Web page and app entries
'''

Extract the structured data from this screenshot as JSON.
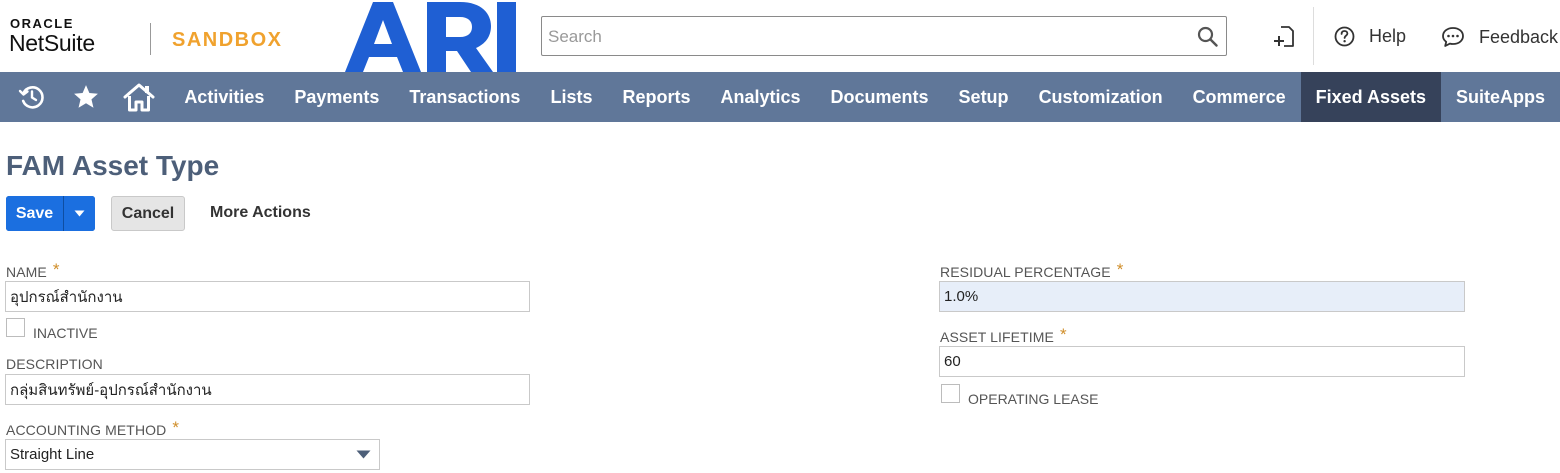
{
  "header": {
    "oracle": "ORACLE",
    "netsuite": "NetSuite",
    "sandbox": "SANDBOX",
    "search_placeholder": "Search",
    "help": "Help",
    "feedback": "Feedback",
    "brand_color": "#1b6fe0"
  },
  "nav": {
    "items": [
      "Activities",
      "Payments",
      "Transactions",
      "Lists",
      "Reports",
      "Analytics",
      "Documents",
      "Setup",
      "Customization",
      "Commerce",
      "Fixed Assets",
      "SuiteApps"
    ],
    "active": "Fixed Assets",
    "bar_color": "#607799",
    "active_color": "#36425a"
  },
  "page": {
    "title": "FAM Asset Type"
  },
  "actions": {
    "save": "Save",
    "cancel": "Cancel",
    "more": "More Actions"
  },
  "form": {
    "name_label": "NAME",
    "name_value": "อุปกรณ์สำนักงาน",
    "inactive_label": "INACTIVE",
    "description_label": "DESCRIPTION",
    "description_value": "กลุ่มสินทรัพย์-อุปกรณ์สำนักงาน",
    "method_label": "ACCOUNTING METHOD",
    "method_value": "Straight Line",
    "residual_label": "RESIDUAL PERCENTAGE",
    "residual_value": "1.0%",
    "lifetime_label": "ASSET LIFETIME",
    "lifetime_value": "60",
    "lease_label": "OPERATING LEASE",
    "required_mark": "*"
  }
}
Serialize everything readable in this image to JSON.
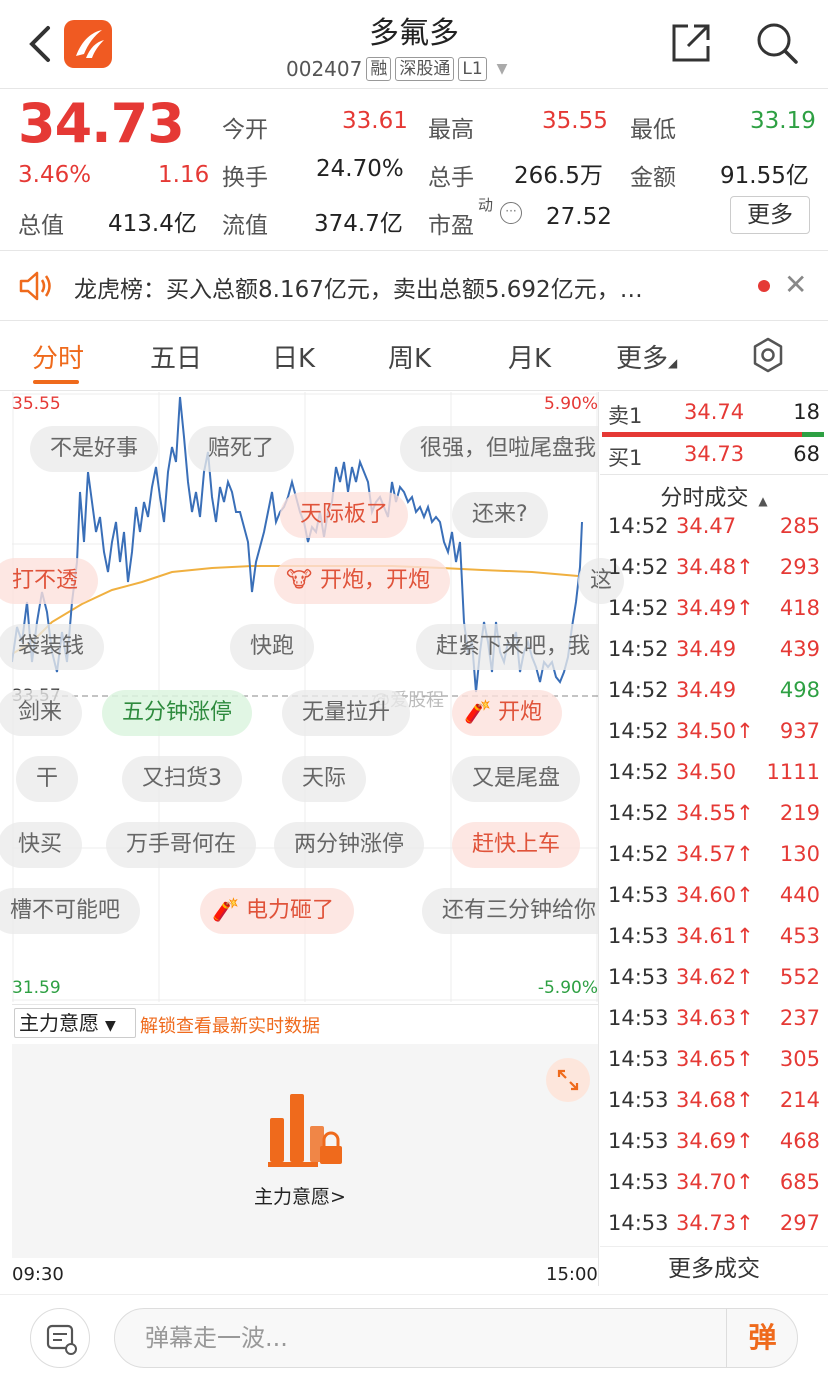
{
  "header": {
    "title": "多氟多",
    "code": "002407",
    "tags": [
      "融",
      "深股通",
      "L1"
    ]
  },
  "quote": {
    "price": "34.73",
    "change_pct": "3.46%",
    "change": "1.16",
    "fields": {
      "open_label": "今开",
      "open": "33.61",
      "high_label": "最高",
      "high": "35.55",
      "low_label": "最低",
      "low": "33.19",
      "turnover_label": "换手",
      "turnover": "24.70%",
      "volume_label": "总手",
      "volume": "266.5万",
      "amount_label": "金额",
      "amount": "91.55亿",
      "mktcap_label": "总值",
      "mktcap": "413.4亿",
      "float_label": "流值",
      "float": "374.7亿",
      "pe_label": "市盈",
      "pe_sup": "动",
      "pe": "27.52"
    },
    "more_label": "更多"
  },
  "notice": {
    "text": "龙虎榜：买入总额8.167亿元，卖出总额5.692亿元，…"
  },
  "tabs": [
    "分时",
    "五日",
    "日K",
    "周K",
    "月K",
    "更多"
  ],
  "active_tab": "分时",
  "chart": {
    "top_price": "35.55",
    "top_pct": "5.90%",
    "mid_price": "33.57",
    "bottom_price": "31.59",
    "bottom_pct": "-5.90%",
    "time_start": "09:30",
    "time_end": "15:00",
    "watermark": "@爱股程",
    "danmu": [
      {
        "text": "不是好事",
        "style": "gray"
      },
      {
        "text": "赔死了",
        "style": "gray"
      },
      {
        "text": "很强，但啦尾盘我",
        "style": "gray"
      },
      {
        "text": "天际板了",
        "style": "red"
      },
      {
        "text": "还来?",
        "style": "gray"
      },
      {
        "text": "打不透",
        "style": "red"
      },
      {
        "text": "开炮，开炮",
        "style": "red"
      },
      {
        "text": "这",
        "style": "gray"
      },
      {
        "text": "袋装钱",
        "style": "gray"
      },
      {
        "text": "快跑",
        "style": "gray"
      },
      {
        "text": "赶紧下来吧，我",
        "style": "gray"
      },
      {
        "text": "剑来",
        "style": "gray"
      },
      {
        "text": "五分钟涨停",
        "style": "green"
      },
      {
        "text": "无量拉升",
        "style": "gray"
      },
      {
        "text": "开炮",
        "style": "red"
      },
      {
        "text": "干",
        "style": "gray"
      },
      {
        "text": "又扫货3",
        "style": "gray"
      },
      {
        "text": "天际",
        "style": "gray"
      },
      {
        "text": "又是尾盘",
        "style": "gray"
      },
      {
        "text": "快买",
        "style": "gray"
      },
      {
        "text": "万手哥何在",
        "style": "gray"
      },
      {
        "text": "两分钟涨停",
        "style": "gray"
      },
      {
        "text": "赶快上车",
        "style": "red"
      },
      {
        "text": "槽不可能吧",
        "style": "gray"
      },
      {
        "text": "电力砸了",
        "style": "red"
      },
      {
        "text": "还有三分钟给你",
        "style": "gray"
      }
    ]
  },
  "zlyy": {
    "dropdown": "主力意愿",
    "unlock": "解锁查看最新实时数据",
    "caption": "主力意愿>"
  },
  "orderbook": {
    "ask": {
      "label": "卖1",
      "price": "34.74",
      "vol": "18"
    },
    "bid": {
      "label": "买1",
      "price": "34.73",
      "vol": "68"
    },
    "ask_ratio": 0.9
  },
  "trades_title": "分时成交",
  "trades": [
    {
      "time": "14:52",
      "price": "34.47",
      "vol": "285",
      "dir": "",
      "color": "red"
    },
    {
      "time": "14:52",
      "price": "34.48↑",
      "vol": "293",
      "dir": "up",
      "color": "red"
    },
    {
      "time": "14:52",
      "price": "34.49↑",
      "vol": "418",
      "dir": "up",
      "color": "red"
    },
    {
      "time": "14:52",
      "price": "34.49",
      "vol": "439",
      "dir": "",
      "color": "red"
    },
    {
      "time": "14:52",
      "price": "34.49",
      "vol": "498",
      "dir": "",
      "color": "green"
    },
    {
      "time": "14:52",
      "price": "34.50↑",
      "vol": "937",
      "dir": "up",
      "color": "red"
    },
    {
      "time": "14:52",
      "price": "34.50",
      "vol": "1111",
      "dir": "",
      "color": "red"
    },
    {
      "time": "14:52",
      "price": "34.55↑",
      "vol": "219",
      "dir": "up",
      "color": "red"
    },
    {
      "time": "14:52",
      "price": "34.57↑",
      "vol": "130",
      "dir": "up",
      "color": "red"
    },
    {
      "time": "14:53",
      "price": "34.60↑",
      "vol": "440",
      "dir": "up",
      "color": "red"
    },
    {
      "time": "14:53",
      "price": "34.61↑",
      "vol": "453",
      "dir": "up",
      "color": "red"
    },
    {
      "time": "14:53",
      "price": "34.62↑",
      "vol": "552",
      "dir": "up",
      "color": "red"
    },
    {
      "time": "14:53",
      "price": "34.63↑",
      "vol": "237",
      "dir": "up",
      "color": "red"
    },
    {
      "time": "14:53",
      "price": "34.65↑",
      "vol": "305",
      "dir": "up",
      "color": "red"
    },
    {
      "time": "14:53",
      "price": "34.68↑",
      "vol": "214",
      "dir": "up",
      "color": "red"
    },
    {
      "time": "14:53",
      "price": "34.69↑",
      "vol": "468",
      "dir": "up",
      "color": "red"
    },
    {
      "time": "14:53",
      "price": "34.70↑",
      "vol": "685",
      "dir": "up",
      "color": "red"
    },
    {
      "time": "14:53",
      "price": "34.73↑",
      "vol": "297",
      "dir": "up",
      "color": "red"
    }
  ],
  "more_trades": "更多成交",
  "danmu_input": {
    "placeholder": "弹幕走一波..."
  },
  "danmu_button": "弹",
  "colors": {
    "up": "#e53935",
    "down": "#2ea043",
    "accent": "#ef6a1c"
  }
}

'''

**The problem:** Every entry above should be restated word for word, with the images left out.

**Task response:**
Extract the structured data from this screenshot as JSON.
{
  "header": {
    "oracle": "ORACLE",
    "netsuite": "NetSuite",
    "sandbox": "SANDBOX",
    "search_placeholder": "Search",
    "help": "Help",
    "feedback": "Feedback",
    "brand_color": "#1b6fe0"
  },
  "nav": {
    "items": [
      "Activities",
      "Payments",
      "Transactions",
      "Lists",
      "Reports",
      "Analytics",
      "Documents",
      "Setup",
      "Customization",
      "Commerce",
      "Fixed Assets",
      "SuiteApps"
    ],
    "active": "Fixed Assets",
    "bar_color": "#607799",
    "active_color": "#36425a"
  },
  "page": {
    "title": "FAM Asset Type"
  },
  "actions": {
    "save": "Save",
    "cancel": "Cancel",
    "more": "More Actions"
  },
  "form": {
    "name_label": "NAME",
    "name_value": "อุปกรณ์สำนักงาน",
    "inactive_label": "INACTIVE",
    "description_label": "DESCRIPTION",
    "description_value": "กลุ่มสินทรัพย์-อุปกรณ์สำนักงาน",
    "method_label": "ACCOUNTING METHOD",
    "method_value": "Straight Line",
    "residual_label": "RESIDUAL PERCENTAGE",
    "residual_value": "1.0%",
    "lifetime_label": "ASSET LIFETIME",
    "lifetime_value": "60",
    "lease_label": "OPERATING LEASE",
    "required_mark": "*"
  }
}
Serialize everything readable in this image to JSON.
{
  "header": {
    "title": "多氟多",
    "code": "002407",
    "tags": [
      "融",
      "深股通",
      "L1"
    ]
  },
  "quote": {
    "price": "34.73",
    "change_pct": "3.46%",
    "change": "1.16",
    "fields": {
      "open_label": "今开",
      "open": "33.61",
      "high_label": "最高",
      "high": "35.55",
      "low_label": "最低",
      "low": "33.19",
      "turnover_label": "换手",
      "turnover": "24.70%",
      "volume_label": "总手",
      "volume": "266.5万",
      "amount_label": "金额",
      "amount": "91.55亿",
      "mktcap_label": "总值",
      "mktcap": "413.4亿",
      "float_label": "流值",
      "float": "374.7亿",
      "pe_label": "市盈",
      "pe_sup": "动",
      "pe": "27.52"
    },
    "more_label": "更多"
  },
  "notice": {
    "text": "龙虎榜：买入总额8.167亿元，卖出总额5.692亿元，…"
  },
  "tabs": [
    "分时",
    "五日",
    "日K",
    "周K",
    "月K",
    "更多"
  ],
  "active_tab": "分时",
  "chart": {
    "top_price": "35.55",
    "top_pct": "5.90%",
    "mid_price": "33.57",
    "bottom_price": "31.59",
    "bottom_pct": "-5.90%",
    "time_start": "09:30",
    "time_end": "15:00",
    "watermark": "@爱股程",
    "danmu": [
      {
        "text": "不是好事",
        "style": "gray"
      },
      {
        "text": "赔死了",
        "style": "gray"
      },
      {
        "text": "很强，但啦尾盘我",
        "style": "gray"
      },
      {
        "text": "天际板了",
        "style": "red"
      },
      {
        "text": "还来?",
        "style": "gray"
      },
      {
        "text": "打不透",
        "style": "red"
      },
      {
        "text": "开炮，开炮",
        "style": "red"
      },
      {
        "text": "这",
        "style": "gray"
      },
      {
        "text": "袋装钱",
        "style": "gray"
      },
      {
        "text": "快跑",
        "style": "gray"
      },
      {
        "text": "赶紧下来吧，我",
        "style": "gray"
      },
      {
        "text": "剑来",
        "style": "gray"
      },
      {
        "text": "五分钟涨停",
        "style": "green"
      },
      {
        "text": "无量拉升",
        "style": "gray"
      },
      {
        "text": "开炮",
        "style": "red"
      },
      {
        "text": "干",
        "style": "gray"
      },
      {
        "text": "又扫货3",
        "style": "gray"
      },
      {
        "text": "天际",
        "style": "gray"
      },
      {
        "text": "又是尾盘",
        "style": "gray"
      },
      {
        "text": "快买",
        "style": "gray"
      },
      {
        "text": "万手哥何在",
        "style": "gray"
      },
      {
        "text": "两分钟涨停",
        "style": "gray"
      },
      {
        "text": "赶快上车",
        "style": "red"
      },
      {
        "text": "槽不可能吧",
        "style": "gray"
      },
      {
        "text": "电力砸了",
        "style": "red"
      },
      {
        "text": "还有三分钟给你",
        "style": "gray"
      }
    ]
  },
  "zlyy": {
    "dropdown": "主力意愿",
    "unlock": "解锁查看最新实时数据",
    "caption": "主力意愿>"
  },
  "orderbook": {
    "ask": {
      "label": "卖1",
      "price": "34.74",
      "vol": "18"
    },
    "bid": {
      "label": "买1",
      "price": "34.73",
      "vol": "68"
    },
    "ask_ratio": 0.9
  },
  "trades_title": "分时成交",
  "trades": [
    {
      "time": "14:52",
      "price": "34.47",
      "vol": "285",
      "dir": "",
      "color": "red"
    },
    {
      "time": "14:52",
      "price": "34.48↑",
      "vol": "293",
      "dir": "up",
      "color": "red"
    },
    {
      "time": "14:52",
      "price": "34.49↑",
      "vol": "418",
      "dir": "up",
      "color": "red"
    },
    {
      "time": "14:52",
      "price": "34.49",
      "vol": "439",
      "dir": "",
      "color": "red"
    },
    {
      "time": "14:52",
      "price": "34.49",
      "vol": "498",
      "dir": "",
      "color": "green"
    },
    {
      "time": "14:52",
      "price": "34.50↑",
      "vol": "937",
      "dir": "up",
      "color": "red"
    },
    {
      "time": "14:52",
      "price": "34.50",
      "vol": "1111",
      "dir": "",
      "color": "red"
    },
    {
      "time": "14:52",
      "price": "34.55↑",
      "vol": "219",
      "dir": "up",
      "color": "red"
    },
    {
      "time": "14:52",
      "price": "34.57↑",
      "vol": "130",
      "dir": "up",
      "color": "red"
    },
    {
      "time": "14:53",
      "price": "34.60↑",
      "vol": "440",
      "dir": "up",
      "color": "red"
    },
    {
      "time": "14:53",
      "price": "34.61↑",
      "vol": "453",
      "dir": "up",
      "color": "red"
    },
    {
      "time": "14:53",
      "price": "34.62↑",
      "vol": "552",
      "dir": "up",
      "color": "red"
    },
    {
      "time": "14:53",
      "price": "34.63↑",
      "vol": "237",
      "dir": "up",
      "color": "red"
    },
    {
      "time": "14:53",
      "price": "34.65↑",
      "vol": "305",
      "dir": "up",
      "color": "red"
    },
    {
      "time": "14:53",
      "price": "34.68↑",
      "vol": "214",
      "dir": "up",
      "color": "red"
    },
    {
      "time": "14:53",
      "price": "34.69↑",
      "vol": "468",
      "dir": "up",
      "color": "red"
    },
    {
      "time": "14:53",
      "price": "34.70↑",
      "vol": "685",
      "dir": "up",
      "color": "red"
    },
    {
      "time": "14:53",
      "price": "34.73↑",
      "vol": "297",
      "dir": "up",
      "color": "red"
    }
  ],
  "more_trades": "更多成交",
  "danmu_input": {
    "placeholder": "弹幕走一波..."
  },
  "danmu_button": "弹",
  "colors": {
    "up": "#e53935",
    "down": "#2ea043",
    "accent": "#ef6a1c"
  }
}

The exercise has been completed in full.